◆ WORK REQUEST
Leaving out the images, repeat all the lines below exactly.

◆ RECORDS FOR THE EXERCISE
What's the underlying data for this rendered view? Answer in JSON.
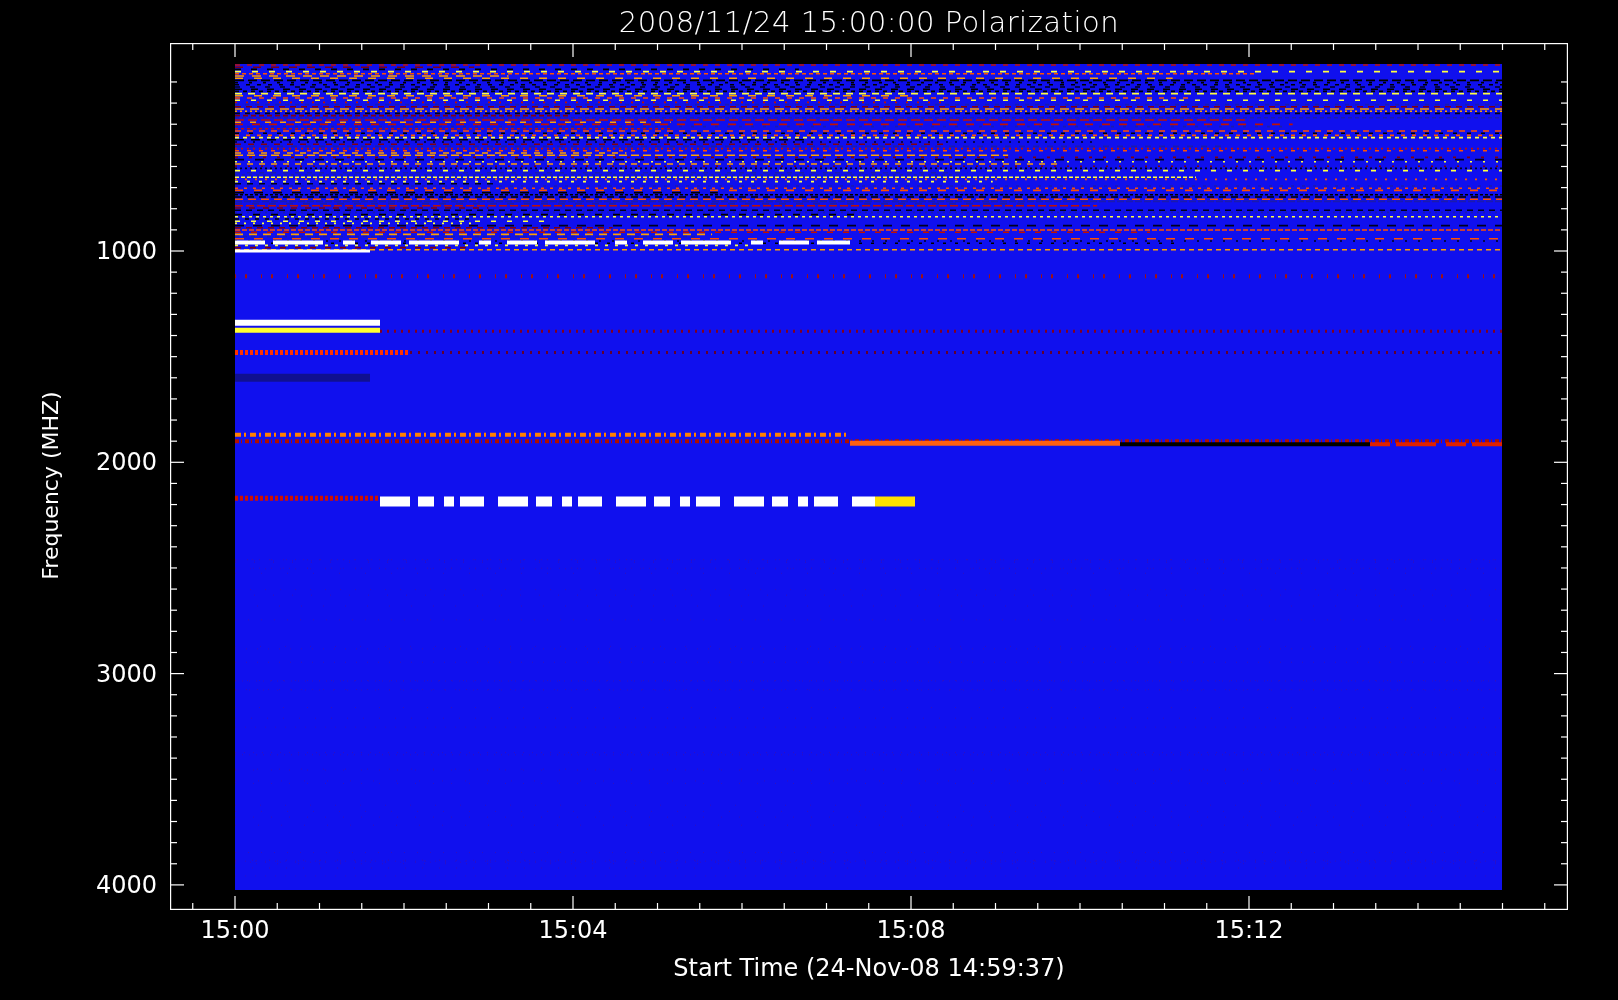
{
  "title": "2008/11/24 15:00:00 Polarization",
  "y_axis": {
    "label": "Frequency (MHZ)",
    "ticks": [
      "1000",
      "2000",
      "3000",
      "4000"
    ]
  },
  "x_axis": {
    "label": "Start Time (24-Nov-08 14:59:37)",
    "ticks": [
      "15:00",
      "15:04",
      "15:08",
      "15:12"
    ]
  }
}
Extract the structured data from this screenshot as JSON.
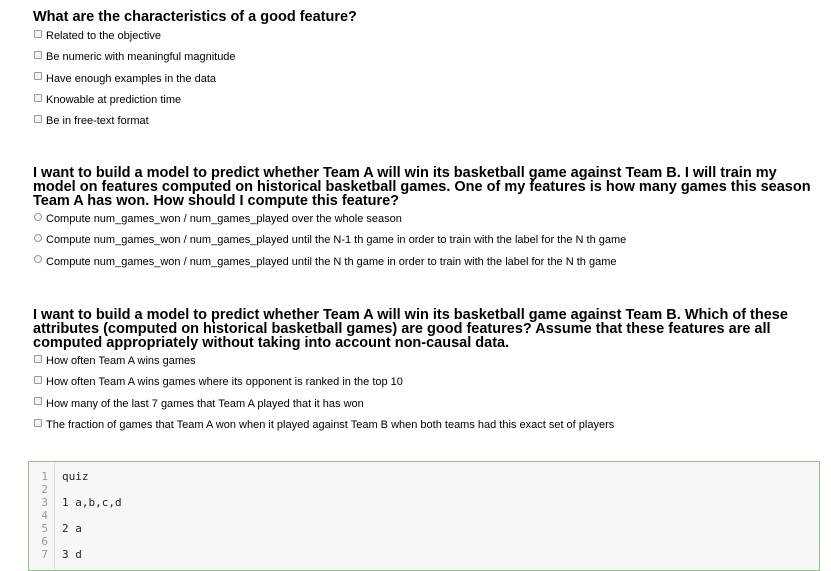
{
  "questions": [
    {
      "title": "What are the characteristics of a good feature?",
      "type": "checkbox",
      "options": [
        "Related to the objective",
        "Be numeric with meaningful magnitude",
        "Have enough examples in the data",
        "Knowable at prediction time",
        "Be in free-text format"
      ]
    },
    {
      "title_lines": [
        "I want to build a model to predict whether Team A will win its basketball game against Team B. I will train my",
        "model on features computed on historical basketball games. One of my features is how many games this season",
        "Team A has won. How should I compute this feature?"
      ],
      "type": "radio",
      "options": [
        "Compute num_games_won / num_games_played over the whole season",
        "Compute num_games_won / num_games_played until the N-1 th game in order to train with the label for the N th game",
        "Compute num_games_won / num_games_played until the N th game in order to train with the label for the N th game"
      ]
    },
    {
      "title_lines": [
        "I want to build a model to predict whether Team A will win its basketball game against Team B. Which of these",
        "attributes (computed on historical basketball games) are good features? Assume that these features are all",
        "computed appropriately without taking into account non-causal data."
      ],
      "type": "checkbox",
      "options": [
        "How often Team A wins games",
        "How often Team A wins games where its opponent is ranked in the top 10",
        "How many of the last 7 games that Team A played that it has won",
        "The fraction of games that Team A won when it played against Team B when both teams had this exact set of players"
      ]
    }
  ],
  "editor": {
    "line_numbers": [
      "1",
      "2",
      "3",
      "4",
      "5",
      "6",
      "7"
    ],
    "lines": [
      "quiz",
      "",
      "1 a,b,c,d",
      "",
      "2 a",
      "",
      "3 d"
    ]
  }
}
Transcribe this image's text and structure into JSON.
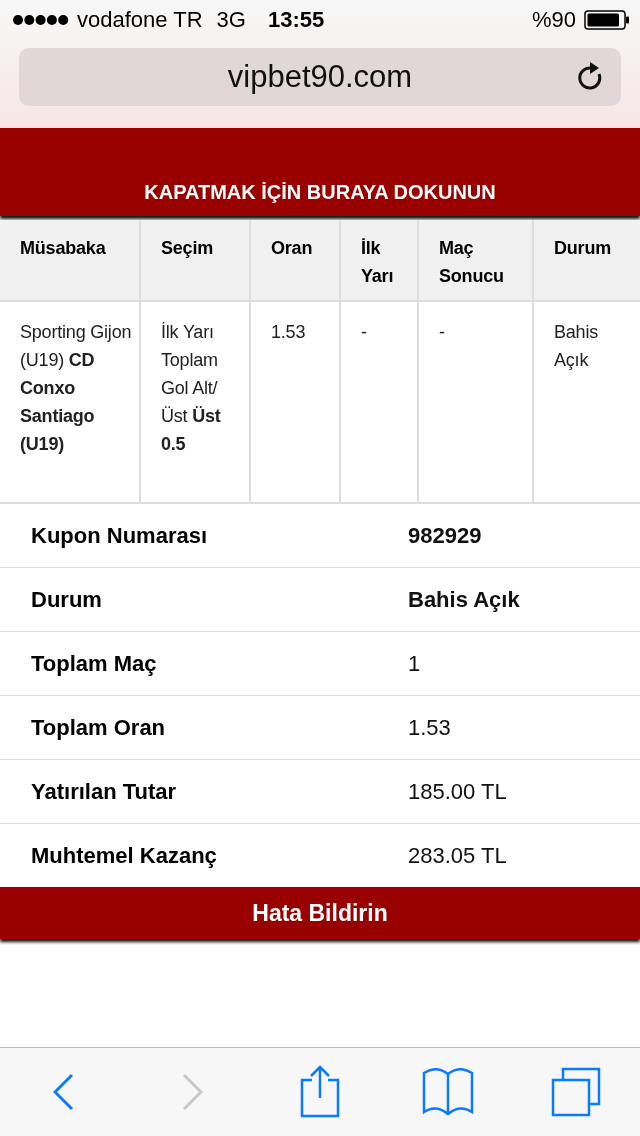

◆ TASK RESULT
What's the underlying data for this rendered view? Answer in JSON.
{
  "title": "2008/11/24 15:00:00 Polarization",
  "y_axis": {
    "label": "Frequency (MHZ)",
    "ticks": [
      "1000",
      "2000",
      "3000",
      "4000"
    ]
  },
  "x_axis": {
    "label": "Start Time (24-Nov-08 14:59:37)",
    "ticks": [
      "15:00",
      "15:04",
      "15:08",
      "15:12"
    ]
  }
}
Extract the structured data from this screenshot as JSON.
{
  "questions": [
    {
      "title": "What are the characteristics of a good feature?",
      "type": "checkbox",
      "options": [
        "Related to the objective",
        "Be numeric with meaningful magnitude",
        "Have enough examples in the data",
        "Knowable at prediction time",
        "Be in free-text format"
      ]
    },
    {
      "title_lines": [
        "I want to build a model to predict whether Team A will win its basketball game against Team B. I will train my",
        "model on features computed on historical basketball games. One of my features is how many games this season",
        "Team A has won. How should I compute this feature?"
      ],
      "type": "radio",
      "options": [
        "Compute num_games_won / num_games_played over the whole season",
        "Compute num_games_won / num_games_played until the N-1 th game in order to train with the label for the N th game",
        "Compute num_games_won / num_games_played until the N th game in order to train with the label for the N th game"
      ]
    },
    {
      "title_lines": [
        "I want to build a model to predict whether Team A will win its basketball game against Team B. Which of these",
        "attributes (computed on historical basketball games) are good features? Assume that these features are all",
        "computed appropriately without taking into account non-causal data."
      ],
      "type": "checkbox",
      "options": [
        "How often Team A wins games",
        "How often Team A wins games where its opponent is ranked in the top 10",
        "How many of the last 7 games that Team A played that it has won",
        "The fraction of games that Team A won when it played against Team B when both teams had this exact set of players"
      ]
    }
  ],
  "editor": {
    "line_numbers": [
      "1",
      "2",
      "3",
      "4",
      "5",
      "6",
      "7"
    ],
    "lines": [
      "quiz",
      "",
      "1 a,b,c,d",
      "",
      "2 a",
      "",
      "3 d"
    ]
  }
}
Transcribe this image's text and structure into JSON.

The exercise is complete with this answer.